====== RECORDS TO USE ======

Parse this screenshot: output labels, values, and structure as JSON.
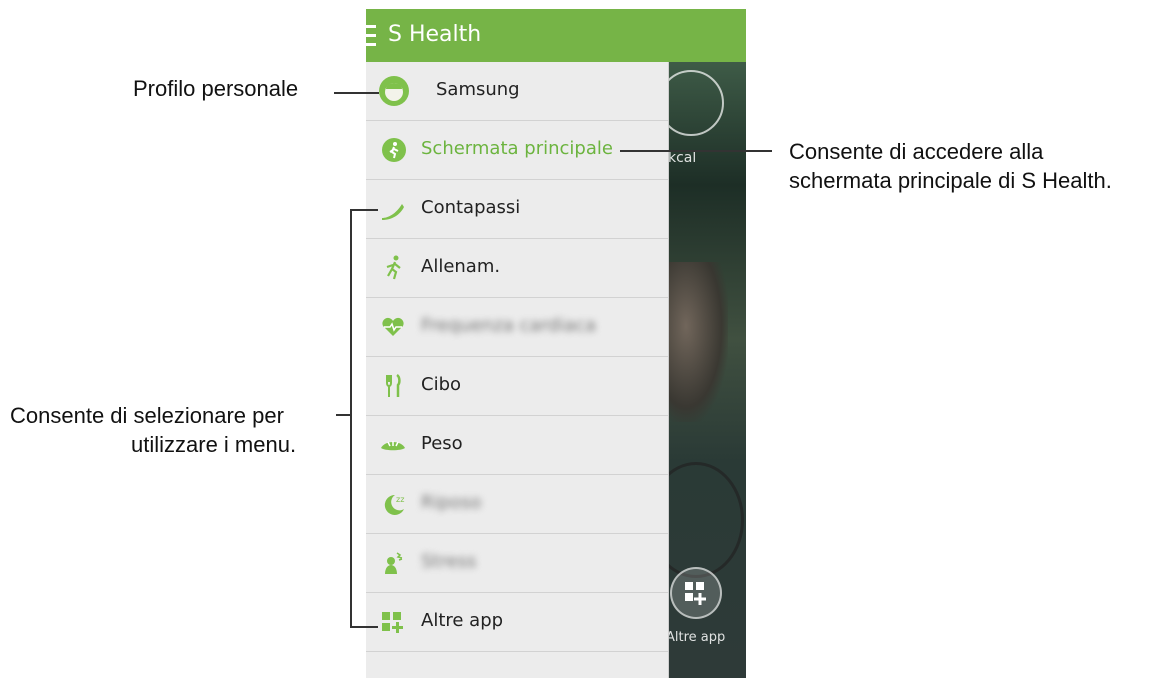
{
  "app": {
    "title": "S Health"
  },
  "menu": [
    {
      "label": "Samsung",
      "icon": "profile-avatar-icon"
    },
    {
      "label": "Schermata principale",
      "icon": "home-runner-icon"
    },
    {
      "label": "Contapassi",
      "icon": "shoe-icon"
    },
    {
      "label": "Allenam.",
      "icon": "running-icon"
    },
    {
      "label": "Frequenza cardiaca",
      "icon": "heart-rate-icon"
    },
    {
      "label": "Cibo",
      "icon": "fork-knife-icon"
    },
    {
      "label": "Peso",
      "icon": "scale-icon"
    },
    {
      "label": "Riposo",
      "icon": "sleep-moon-icon"
    },
    {
      "label": "Stress",
      "icon": "stress-icon"
    },
    {
      "label": "Altre app",
      "icon": "grid-plus-icon"
    }
  ],
  "background": {
    "kcal_label": "kcal",
    "altre_label": "Altre app"
  },
  "callouts": {
    "profile": "Profilo personale",
    "home_line1": "Consente di accedere alla",
    "home_line2": "schermata principale di S Health.",
    "menus_line1": "Consente di selezionare per",
    "menus_line2": "utilizzare i menu."
  },
  "colors": {
    "accent": "#76b447",
    "active_text": "#6cb43f",
    "icon_green": "#7fc14b"
  }
}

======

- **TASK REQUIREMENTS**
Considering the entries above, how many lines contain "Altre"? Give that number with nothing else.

- **ANSWER FOR THIS EXERCISE**
2